→ **WHAT YOU SHOULD DO**
Your answer must be every line of the data that contains "page".

_ _ _ _ _

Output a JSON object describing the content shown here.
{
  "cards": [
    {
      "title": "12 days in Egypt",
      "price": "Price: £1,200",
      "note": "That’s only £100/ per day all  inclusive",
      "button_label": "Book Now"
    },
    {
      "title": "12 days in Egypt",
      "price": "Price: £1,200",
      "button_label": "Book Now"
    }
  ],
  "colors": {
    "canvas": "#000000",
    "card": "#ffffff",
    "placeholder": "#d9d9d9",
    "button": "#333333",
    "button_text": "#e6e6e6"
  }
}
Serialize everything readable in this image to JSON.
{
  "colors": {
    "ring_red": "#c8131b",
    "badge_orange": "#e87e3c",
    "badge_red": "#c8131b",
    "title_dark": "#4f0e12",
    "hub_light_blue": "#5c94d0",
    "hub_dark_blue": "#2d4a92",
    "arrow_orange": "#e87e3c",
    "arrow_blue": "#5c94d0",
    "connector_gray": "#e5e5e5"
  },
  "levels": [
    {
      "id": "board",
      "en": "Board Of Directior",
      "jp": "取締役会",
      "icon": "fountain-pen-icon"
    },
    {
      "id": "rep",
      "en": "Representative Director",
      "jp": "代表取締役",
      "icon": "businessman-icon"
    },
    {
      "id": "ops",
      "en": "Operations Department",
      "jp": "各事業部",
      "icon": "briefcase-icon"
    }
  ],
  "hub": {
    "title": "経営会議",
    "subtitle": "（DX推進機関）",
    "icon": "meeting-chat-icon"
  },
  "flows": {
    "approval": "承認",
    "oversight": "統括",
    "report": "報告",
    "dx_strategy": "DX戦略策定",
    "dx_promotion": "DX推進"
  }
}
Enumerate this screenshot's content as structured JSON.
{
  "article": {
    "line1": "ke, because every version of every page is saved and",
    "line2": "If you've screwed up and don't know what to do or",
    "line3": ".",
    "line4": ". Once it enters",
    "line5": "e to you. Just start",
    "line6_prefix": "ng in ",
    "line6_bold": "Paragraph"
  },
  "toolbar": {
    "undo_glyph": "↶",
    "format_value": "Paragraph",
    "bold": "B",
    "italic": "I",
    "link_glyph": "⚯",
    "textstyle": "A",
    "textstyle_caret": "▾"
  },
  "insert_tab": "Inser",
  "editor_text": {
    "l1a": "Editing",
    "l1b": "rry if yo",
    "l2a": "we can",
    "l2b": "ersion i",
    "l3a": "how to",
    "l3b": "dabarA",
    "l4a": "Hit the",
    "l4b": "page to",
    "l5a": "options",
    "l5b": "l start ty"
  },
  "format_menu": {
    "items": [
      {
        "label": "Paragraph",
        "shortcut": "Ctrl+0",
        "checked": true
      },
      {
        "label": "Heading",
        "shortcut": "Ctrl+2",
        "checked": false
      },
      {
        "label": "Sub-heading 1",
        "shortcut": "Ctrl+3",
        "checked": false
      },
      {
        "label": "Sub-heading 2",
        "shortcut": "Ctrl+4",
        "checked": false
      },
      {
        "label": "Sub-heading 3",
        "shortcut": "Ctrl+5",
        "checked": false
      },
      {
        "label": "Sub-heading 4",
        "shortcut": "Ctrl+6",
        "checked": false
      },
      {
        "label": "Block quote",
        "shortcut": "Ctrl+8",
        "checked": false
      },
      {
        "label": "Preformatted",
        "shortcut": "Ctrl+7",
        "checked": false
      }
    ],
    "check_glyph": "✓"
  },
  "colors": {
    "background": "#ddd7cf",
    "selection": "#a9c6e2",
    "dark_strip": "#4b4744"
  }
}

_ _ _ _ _

→ **SOLUTION**
    "line1": "ke, because every version of every page is saved and",
    "l4b": "page to",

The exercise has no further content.